"Everything sends a message of experience," says Florida State professor and interior designer Jill Pable. "What we're really trying to do is transcend color, texture and pattern."
Atlanta Mission expects to open its doors to a new homeless shelter for women and children on the west side next year. It would be the city's first low barrier shelter, meaning women suffering from drug abuse, domestic violence issues and mothers with boys over the age of 13 will be welcomed with open arms.
The 100-bed shelter is being designed to meet their specific needs.
Pable has helped design that vision - incorporating elements as simple as a clean and welcoming waiting room, instead of having to stand in line anxiously hoping to get admitted for the night.
Early renderings of the airport-lounge-inspired waiting room, floor plans, pictures of a bright lobby and multi-colored play areas for big and little kids offer a sneak peak of how specific needs are taken into consideration
Pable says when it comes to designing spaces for people facing trauma and crisis, little things matter - like warm lighting, calming paint colors and clear signage.

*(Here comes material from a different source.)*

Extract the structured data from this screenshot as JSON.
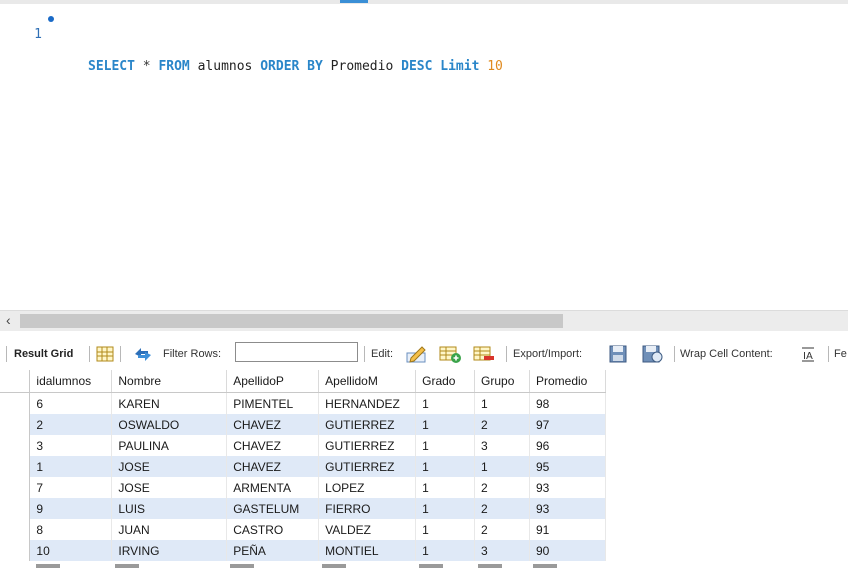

"What people need who have experience homelessness is quite often what we want," she added. "We want a sense of privacy. We want a sense of being able to protect our family members and the possessions we have. We want a way to express ourselves. And all of those things are what we share generally."
Pable described some of the subtle details that can help women feel safe and cared for.

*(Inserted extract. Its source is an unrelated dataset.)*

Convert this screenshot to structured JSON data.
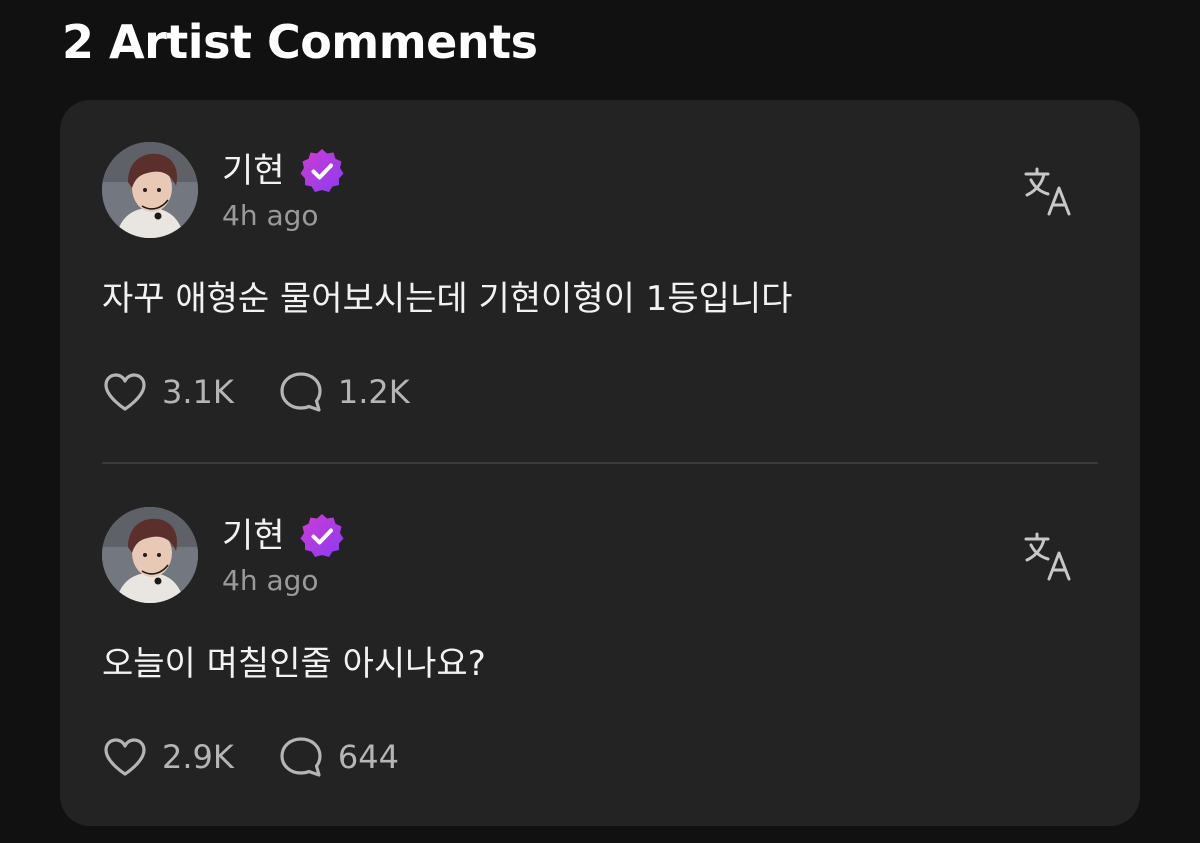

"One thing we're including in the space are de-escalation rooms," Pable said. "Rooms nearby where the reception area is - if someone is acting out or having an emotional moment, a staff person can gently take them to that room to let them calm down."
"We're including seating arrangements with what's called 'protected back orientation,' so the seating is against a wall or it's against a place a woman can feel she can defend herself," she added.
Pable is especially excited that there will be no bunk beds, which are hard to get into and out of. She said the women and children will be sleeping in trundle beds, which pull out, and every space will include a privacy drape.
Groundbreaking for the new shelter is set for this Spring.
11Alive is proud to partner with Atlanta Mission to make a difference in the lives of women and children facing homelessness in our city. By providing a donation this holiday season, you'll help build the shelter mentioned in this story and automatically be entered in the Building Hope and a Future sweepstakes.
One lucky grand prize winner will receive an amazing home in the Brock Built West Highlands neighborhood valued at $400,000.
Bookmark this page and check back for more stories on this important topic.